Dataium LLC, a Tennessee-based data aggregation and analytics company serving the automotive industry, recently settled an administrative action filed by the State of New Jersey alleging the company sold users’ data to a third-party data analytics company without the users’ notice or consent. Specifically, the NJ AG alleged that Datium engaged in a data-collection practice known as “history sniffing” without adequately disclosing the practice to its users and getting users’ consent. “History sniffing” lets a company see what other websites a user has visited by looking at how the browser displays hyperlinks (if a site has been visited it will be purple rather than blue). In addition, the NJ AG alleged that for $2,500, Dataium sold 400,000 users’ personally identifying information—including name, phone number, e-mail address, and vehicle preference—to Acxiom, one of the world’s largest data analytics companies without sufficient notice and consent from users. Under the agreement reached with New Jersey, Dataium will fully disclose to its users its practices and give them the ability to opt-out of those practices. It has also agreed to pay $400,000, and within 90 days to set up and implement a comprehensive Privacy Program designed to protect the privacy and confidentiality of consumer information. As part of the Privacy Program, Dataium must designate an employee responsible for the program, develop and deliver to the AG an independent privacy assessment report, implement reasonable privacy controls and procedures to address the risks identified in the report, and regularly test and monitor the effectiveness of those controls and procedures.
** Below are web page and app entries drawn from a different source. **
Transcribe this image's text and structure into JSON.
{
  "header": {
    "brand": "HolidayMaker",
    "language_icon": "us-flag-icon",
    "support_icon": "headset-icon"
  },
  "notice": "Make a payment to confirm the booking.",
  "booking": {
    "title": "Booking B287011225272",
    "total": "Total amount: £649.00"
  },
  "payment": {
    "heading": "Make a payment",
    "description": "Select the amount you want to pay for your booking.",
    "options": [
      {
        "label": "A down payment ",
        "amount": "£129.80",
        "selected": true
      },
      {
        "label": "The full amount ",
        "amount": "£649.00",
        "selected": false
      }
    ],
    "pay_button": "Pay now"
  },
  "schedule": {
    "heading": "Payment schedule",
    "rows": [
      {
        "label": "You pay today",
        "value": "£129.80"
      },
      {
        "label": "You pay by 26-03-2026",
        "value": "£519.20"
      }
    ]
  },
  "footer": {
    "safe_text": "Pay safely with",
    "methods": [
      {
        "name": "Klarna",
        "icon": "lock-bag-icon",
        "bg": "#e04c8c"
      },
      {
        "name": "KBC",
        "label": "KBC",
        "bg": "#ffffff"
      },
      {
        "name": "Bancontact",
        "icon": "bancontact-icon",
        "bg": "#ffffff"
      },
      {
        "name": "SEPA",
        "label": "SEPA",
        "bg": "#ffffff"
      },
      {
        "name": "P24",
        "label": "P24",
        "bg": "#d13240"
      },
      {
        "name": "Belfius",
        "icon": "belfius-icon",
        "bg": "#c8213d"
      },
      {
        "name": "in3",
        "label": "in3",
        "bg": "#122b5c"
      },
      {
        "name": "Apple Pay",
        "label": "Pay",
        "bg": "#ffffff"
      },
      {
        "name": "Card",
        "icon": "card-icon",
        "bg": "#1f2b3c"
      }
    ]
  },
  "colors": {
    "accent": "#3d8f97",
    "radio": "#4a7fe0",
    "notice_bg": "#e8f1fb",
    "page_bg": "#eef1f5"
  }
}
The consent order agreed to by Dataium sets out a long list of requirements for a privacy assessment report, which must be addressed, reported on, and delivered to the NJ AG three times over the five-year reporting period. This settlement is similar to one reached with Epic Marketplace by the FTC which we reported on last year.
TIP: This case is a reminder that companies engaging in new tracking activities – like history sniffing – should think through how they provide notice and what type of consent is appropriate. For history sniffing, this case suggests that opt-out notice is sufficient.